═══ Raw data

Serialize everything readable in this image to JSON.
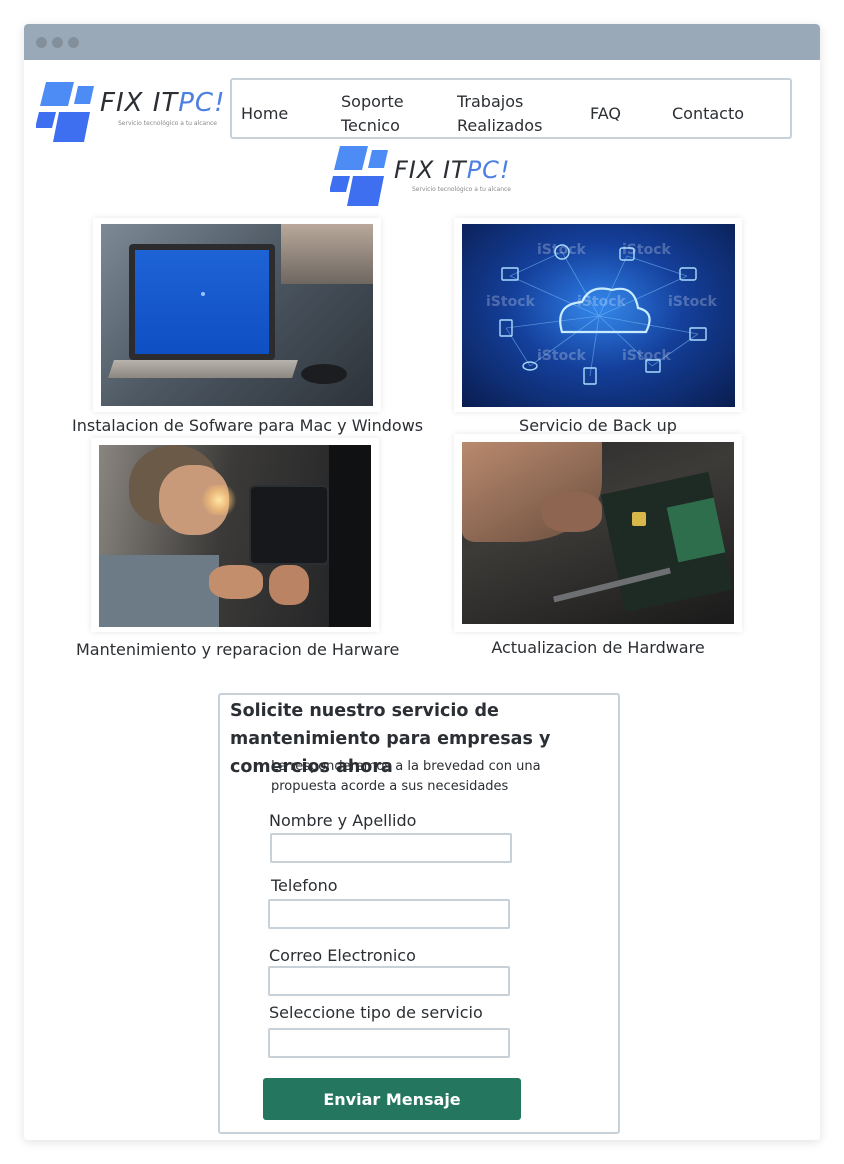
{
  "brand": {
    "name_main": "FIX IT",
    "name_accent": "PC!",
    "tagline": "Servicio tecnológico a tu alcance",
    "accent_color": "#4d7fe3",
    "mark_color": "#3d6ff0"
  },
  "nav": {
    "items": [
      {
        "label": "Home"
      },
      {
        "label": "Soporte\nTecnico"
      },
      {
        "label": "Trabajos\nRealizados"
      },
      {
        "label": "FAQ"
      },
      {
        "label": "Contacto"
      }
    ]
  },
  "services": [
    {
      "caption": "Instalacion de Sofware para Mac y Windows",
      "image": "laptop-blue-screen-photo"
    },
    {
      "caption": "Servicio de Back up",
      "image": "cloud-backup-illustration"
    },
    {
      "caption": "Mantenimiento y reparacion de Harware",
      "image": "technician-repairing-pc-photo"
    },
    {
      "caption": "Actualizacion de Hardware",
      "image": "hands-on-circuit-board-photo"
    }
  ],
  "stock_watermark": "iStock",
  "form": {
    "title": "Solicite nuestro servicio de mantenimiento para empresas y comercios ahora",
    "intro": "Le responderemos a la brevedad con una propuesta acorde a sus necesidades",
    "fields": [
      {
        "label": "Nombre y Apellido",
        "value": "",
        "placeholder": ""
      },
      {
        "label": "Telefono",
        "value": "",
        "placeholder": ""
      },
      {
        "label": "Correo Electronico",
        "value": "",
        "placeholder": ""
      },
      {
        "label": "Seleccione tipo de servicio",
        "value": "",
        "placeholder": ""
      }
    ],
    "submit_label": "Enviar Mensaje",
    "submit_color": "#24765f"
  }
}
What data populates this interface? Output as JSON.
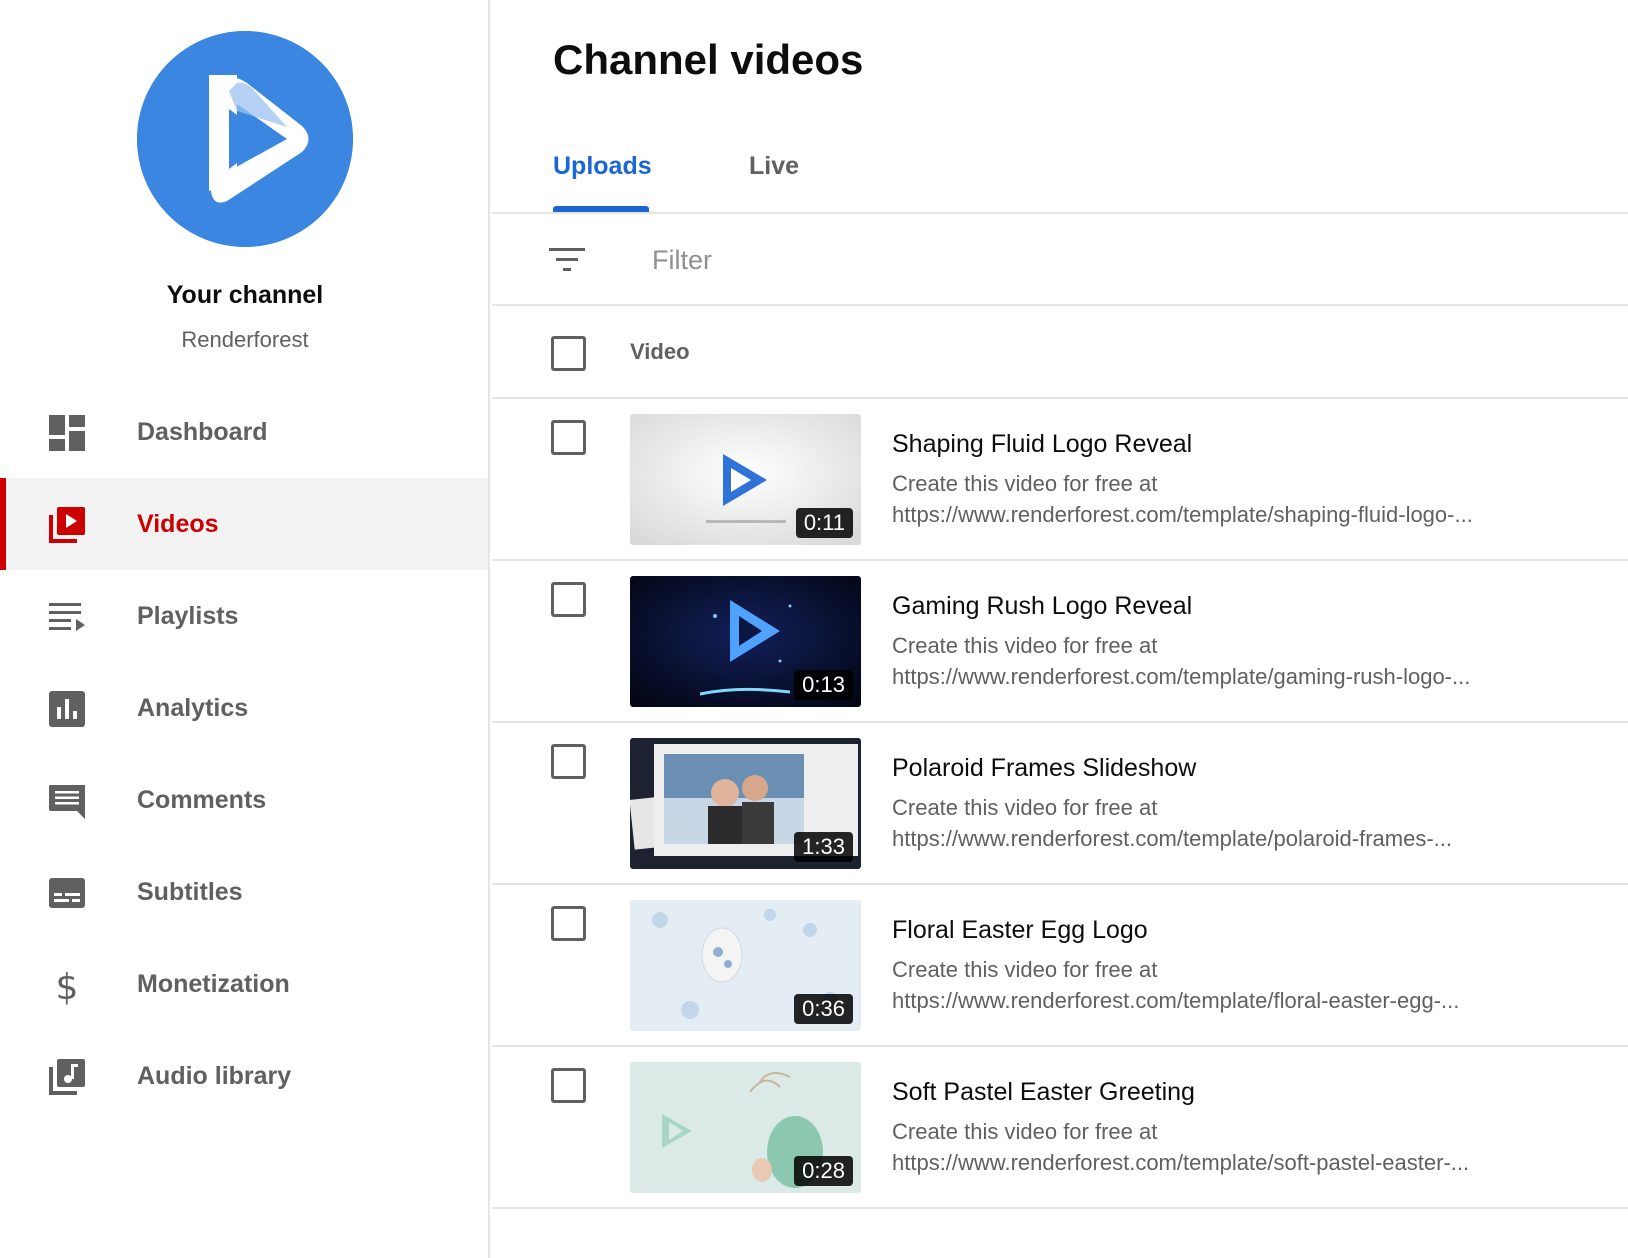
{
  "sidebar": {
    "channel_title": "Your channel",
    "channel_name": "Renderforest",
    "items": [
      {
        "label": "Dashboard",
        "icon": "dashboard-icon",
        "active": false
      },
      {
        "label": "Videos",
        "icon": "videos-icon",
        "active": true
      },
      {
        "label": "Playlists",
        "icon": "playlists-icon",
        "active": false
      },
      {
        "label": "Analytics",
        "icon": "analytics-icon",
        "active": false
      },
      {
        "label": "Comments",
        "icon": "comments-icon",
        "active": false
      },
      {
        "label": "Subtitles",
        "icon": "subtitles-icon",
        "active": false
      },
      {
        "label": "Monetization",
        "icon": "monetization-icon",
        "active": false
      },
      {
        "label": "Audio library",
        "icon": "audio-library-icon",
        "active": false
      }
    ]
  },
  "main": {
    "title": "Channel videos",
    "tabs": [
      {
        "label": "Uploads",
        "active": true
      },
      {
        "label": "Live",
        "active": false
      }
    ],
    "filter": {
      "placeholder": "Filter",
      "value": ""
    },
    "table_header": {
      "video_label": "Video"
    },
    "videos": [
      {
        "title": "Shaping Fluid Logo Reveal",
        "desc_line1": "Create this video for free at",
        "desc_line2": "https://www.renderforest.com/template/shaping-fluid-logo-...",
        "duration": "0:11"
      },
      {
        "title": "Gaming Rush Logo Reveal",
        "desc_line1": "Create this video for free at",
        "desc_line2": "https://www.renderforest.com/template/gaming-rush-logo-...",
        "duration": "0:13"
      },
      {
        "title": "Polaroid Frames Slideshow",
        "desc_line1": "Create this video for free at",
        "desc_line2": "https://www.renderforest.com/template/polaroid-frames-...",
        "duration": "1:33"
      },
      {
        "title": "Floral Easter Egg Logo",
        "desc_line1": "Create this video for free at",
        "desc_line2": "https://www.renderforest.com/template/floral-easter-egg-...",
        "duration": "0:36"
      },
      {
        "title": "Soft Pastel Easter Greeting",
        "desc_line1": "Create this video for free at",
        "desc_line2": "https://www.renderforest.com/template/soft-pastel-easter-...",
        "duration": "0:28"
      }
    ]
  },
  "colors": {
    "accent_blue": "#1a66d2",
    "active_red": "#cc0000",
    "avatar_blue": "#3a86e0",
    "muted_text": "#606060"
  }
}
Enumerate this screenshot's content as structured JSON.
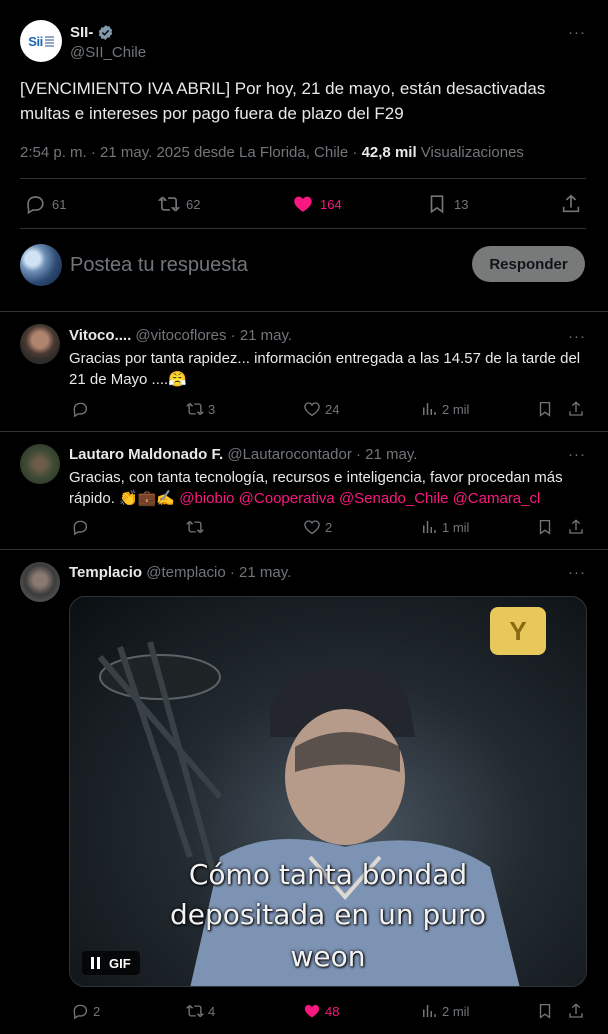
{
  "tweet": {
    "author_name": "SII-",
    "author_handle": "@SII_Chile",
    "logo_text": "Sii",
    "text": "[VENCIMIENTO IVA ABRIL] Por hoy, 21 de mayo, están desactivadas multas e intereses por pago fuera de plazo del F29",
    "meta_time": "2:54 p. m. · 21 may. 2025 desde La Florida, Chile · ",
    "views_count": "42,8 mil",
    "views_label": "Visualizaciones",
    "replies": "61",
    "retweets": "62",
    "likes": "164",
    "bookmarks": "13",
    "more_icon": "···"
  },
  "composer": {
    "placeholder": "Postea tu respuesta",
    "button_label": "Responder"
  },
  "replies": [
    {
      "name": "Vitoco....",
      "handle": "@vitocoflores",
      "date": "· 21 may.",
      "text": "Gracias por tanta rapidez... información entregada a las 14.57 de la tarde del 21 de Mayo ....😤",
      "replies": "",
      "retweets": "3",
      "likes": "24",
      "views": "2 mil"
    },
    {
      "name": "Lautaro Maldonado F.",
      "handle": "@Lautarocontador",
      "date": "· 21 may.",
      "text_plain": "Gracias, con tanta tecnología, recursos e inteligencia, favor procedan más rápido. 👏💼✍️ ",
      "mentions": "@biobio @Cooperativa @Senado_Chile @Camara_cl",
      "replies": "",
      "retweets": "",
      "likes": "2",
      "views": "1 mil"
    },
    {
      "name": "Templacio",
      "handle": "@templacio",
      "date": "· 21 may.",
      "gif_caption_1": "Cómo tanta bondad",
      "gif_caption_2": "depositada en un puro",
      "gif_caption_3": "weon",
      "gif_badge": "GIF",
      "replies": "2",
      "retweets": "4",
      "likes": "48",
      "views": "2 mil"
    }
  ],
  "colors": {
    "background": "#000000",
    "text": "#e7e9ea",
    "muted": "#71767b",
    "accent_blue": "#1d9bf0",
    "like_pink": "#f91880",
    "border": "#2f3336"
  }
}
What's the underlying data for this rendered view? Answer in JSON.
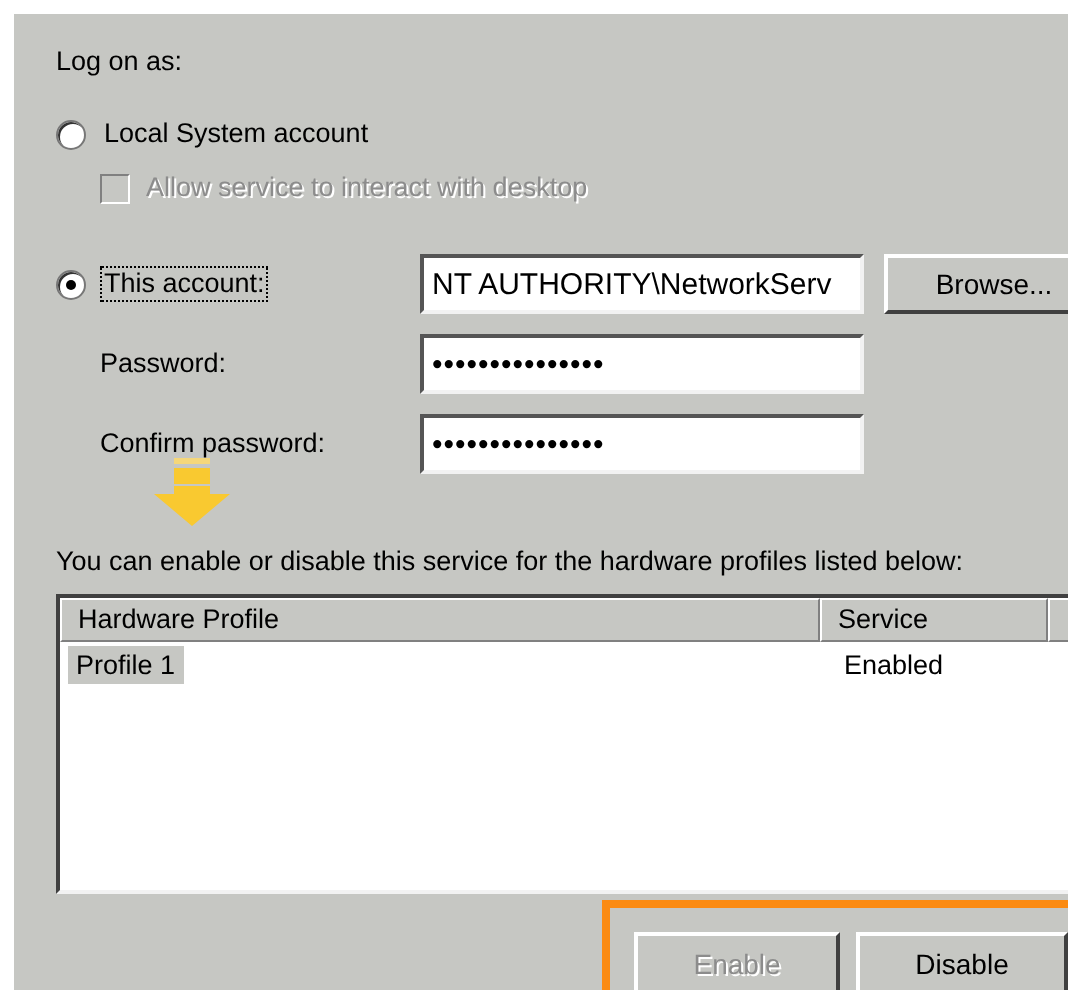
{
  "heading": "Log on as:",
  "options": [
    {
      "label": "Local System account",
      "selected": false
    },
    {
      "label": "This account:",
      "selected": true
    }
  ],
  "interact_checkbox": {
    "label": "Allow service to interact with desktop",
    "checked": false,
    "disabled": true
  },
  "account_field": {
    "value": "NT AUTHORITY\\NetworkServ"
  },
  "browse_button": "Browse...",
  "password": {
    "label": "Password:",
    "value": "•••••••••••••••"
  },
  "confirm_password": {
    "label": "Confirm password:",
    "value": "•••••••••••••••"
  },
  "profiles_caption": "You can enable or disable this service for the hardware profiles listed below:",
  "profiles_table": {
    "columns": [
      "Hardware Profile",
      "Service"
    ],
    "rows": [
      {
        "cells": [
          "Profile 1",
          "Enabled"
        ],
        "selected": true
      }
    ]
  },
  "buttons": [
    {
      "label": "Enable",
      "disabled": true
    },
    {
      "label": "Disable",
      "disabled": false
    }
  ]
}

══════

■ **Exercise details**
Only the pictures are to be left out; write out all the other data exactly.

■ **Result for this exercise**
Serialize everything readable in this image to JSON.
{
  "brand": {
    "name_main": "FIX IT",
    "name_accent": "PC!",
    "tagline": "Servicio tecnológico a tu alcance",
    "accent_color": "#4d7fe3",
    "mark_color": "#3d6ff0"
  },
  "nav": {
    "items": [
      {
        "label": "Home"
      },
      {
        "label": "Soporte\nTecnico"
      },
      {
        "label": "Trabajos\nRealizados"
      },
      {
        "label": "FAQ"
      },
      {
        "label": "Contacto"
      }
    ]
  },
  "services": [
    {
      "caption": "Instalacion de Sofware para Mac y Windows",
      "image": "laptop-blue-screen-photo"
    },
    {
      "caption": "Servicio de Back up",
      "image": "cloud-backup-illustration"
    },
    {
      "caption": "Mantenimiento y reparacion de Harware",
      "image": "technician-repairing-pc-photo"
    },
    {
      "caption": "Actualizacion de Hardware",
      "image": "hands-on-circuit-board-photo"
    }
  ],
  "stock_watermark": "iStock",
  "form": {
    "title": "Solicite nuestro servicio de mantenimiento para empresas y comercios ahora",
    "intro": "Le responderemos a la brevedad con una propuesta acorde a sus necesidades",
    "fields": [
      {
        "label": "Nombre y Apellido",
        "value": "",
        "placeholder": ""
      },
      {
        "label": "Telefono",
        "value": "",
        "placeholder": ""
      },
      {
        "label": "Correo Electronico",
        "value": "",
        "placeholder": ""
      },
      {
        "label": "Seleccione tipo de servicio",
        "value": "",
        "placeholder": ""
      }
    ],
    "submit_label": "Enviar Mensaje",
    "submit_color": "#24765f"
  }
}
What data populates this interface? Output as JSON.
{
  "sidebar": {
    "channel_title": "Your channel",
    "channel_name": "Renderforest",
    "items": [
      {
        "label": "Dashboard",
        "icon": "dashboard-icon",
        "active": false
      },
      {
        "label": "Videos",
        "icon": "videos-icon",
        "active": true
      },
      {
        "label": "Playlists",
        "icon": "playlists-icon",
        "active": false
      },
      {
        "label": "Analytics",
        "icon": "analytics-icon",
        "active": false
      },
      {
        "label": "Comments",
        "icon": "comments-icon",
        "active": false
      },
      {
        "label": "Subtitles",
        "icon": "subtitles-icon",
        "active": false
      },
      {
        "label": "Monetization",
        "icon": "monetization-icon",
        "active": false
      },
      {
        "label": "Audio library",
        "icon": "audio-library-icon",
        "active": false
      }
    ]
  },
  "main": {
    "title": "Channel videos",
    "tabs": [
      {
        "label": "Uploads",
        "active": true
      },
      {
        "label": "Live",
        "active": false
      }
    ],
    "filter": {
      "placeholder": "Filter",
      "value": ""
    },
    "table_header": {
      "video_label": "Video"
    },
    "videos": [
      {
        "title": "Shaping Fluid Logo Reveal",
        "desc_line1": "Create this video for free at",
        "desc_line2": "https://www.renderforest.com/template/shaping-fluid-logo-...",
        "duration": "0:11"
      },
      {
        "title": "Gaming Rush Logo Reveal",
        "desc_line1": "Create this video for free at",
        "desc_line2": "https://www.renderforest.com/template/gaming-rush-logo-...",
        "duration": "0:13"
      },
      {
        "title": "Polaroid Frames Slideshow",
        "desc_line1": "Create this video for free at",
        "desc_line2": "https://www.renderforest.com/template/polaroid-frames-...",
        "duration": "1:33"
      },
      {
        "title": "Floral Easter Egg Logo",
        "desc_line1": "Create this video for free at",
        "desc_line2": "https://www.renderforest.com/template/floral-easter-egg-...",
        "duration": "0:36"
      },
      {
        "title": "Soft Pastel Easter Greeting",
        "desc_line1": "Create this video for free at",
        "desc_line2": "https://www.renderforest.com/template/soft-pastel-easter-...",
        "duration": "0:28"
      }
    ]
  },
  "colors": {
    "accent_blue": "#1a66d2",
    "active_red": "#cc0000",
    "avatar_blue": "#3a86e0",
    "muted_text": "#606060"
  }
}
Enumerate this screenshot's content as structured JSON.
{
  "tweet": {
    "author_name": "SII-",
    "author_handle": "@SII_Chile",
    "logo_text": "Sii",
    "text": "[VENCIMIENTO IVA ABRIL] Por hoy, 21 de mayo, están desactivadas multas e intereses por pago fuera de plazo del F29",
    "meta_time": "2:54 p. m. · 21 may. 2025 desde La Florida, Chile · ",
    "views_count": "42,8 mil",
    "views_label": "Visualizaciones",
    "replies": "61",
    "retweets": "62",
    "likes": "164",
    "bookmarks": "13",
    "more_icon": "···"
  },
  "composer": {
    "placeholder": "Postea tu respuesta",
    "button_label": "Responder"
  },
  "replies": [
    {
      "name": "Vitoco....",
      "handle": "@vitocoflores",
      "date": "· 21 may.",
      "text": "Gracias por tanta rapidez... información entregada a las 14.57 de la tarde del 21 de Mayo ....😤",
      "replies": "",
      "retweets": "3",
      "likes": "24",
      "views": "2 mil"
    },
    {
      "name": "Lautaro Maldonado F.",
      "handle": "@Lautarocontador",
      "date": "· 21 may.",
      "text_plain": "Gracias, con tanta tecnología, recursos e inteligencia, favor procedan más rápido. 👏💼✍️ ",
      "mentions": "@biobio @Cooperativa @Senado_Chile @Camara_cl",
      "replies": "",
      "retweets": "",
      "likes": "2",
      "views": "1 mil"
    },
    {
      "name": "Templacio",
      "handle": "@templacio",
      "date": "· 21 may.",
      "gif_caption_1": "Cómo tanta bondad",
      "gif_caption_2": "depositada en un puro",
      "gif_caption_3": "weon",
      "gif_badge": "GIF",
      "replies": "2",
      "retweets": "4",
      "likes": "48",
      "views": "2 mil"
    }
  ],
  "colors": {
    "background": "#000000",
    "text": "#e7e9ea",
    "muted": "#71767b",
    "accent_blue": "#1d9bf0",
    "like_pink": "#f91880",
    "border": "#2f3336"
  }
}
What's the underlying data for this rendered view? Answer in JSON.
{
  "heading": "Log on as:",
  "options": [
    {
      "label": "Local System account",
      "selected": false
    },
    {
      "label": "This account:",
      "selected": true
    }
  ],
  "interact_checkbox": {
    "label": "Allow service to interact with desktop",
    "checked": false,
    "disabled": true
  },
  "account_field": {
    "value": "NT AUTHORITY\\NetworkServ"
  },
  "browse_button": "Browse...",
  "password": {
    "label": "Password:",
    "value": "•••••••••••••••"
  },
  "confirm_password": {
    "label": "Confirm password:",
    "value": "•••••••••••••••"
  },
  "profiles_caption": "You can enable or disable this service for the hardware profiles listed below:",
  "profiles_table": {
    "columns": [
      "Hardware Profile",
      "Service"
    ],
    "rows": [
      {
        "cells": [
          "Profile 1",
          "Enabled"
        ],
        "selected": true
      }
    ]
  },
  "buttons": [
    {
      "label": "Enable",
      "disabled": true
    },
    {
      "label": "Disable",
      "disabled": false
    }
  ]
}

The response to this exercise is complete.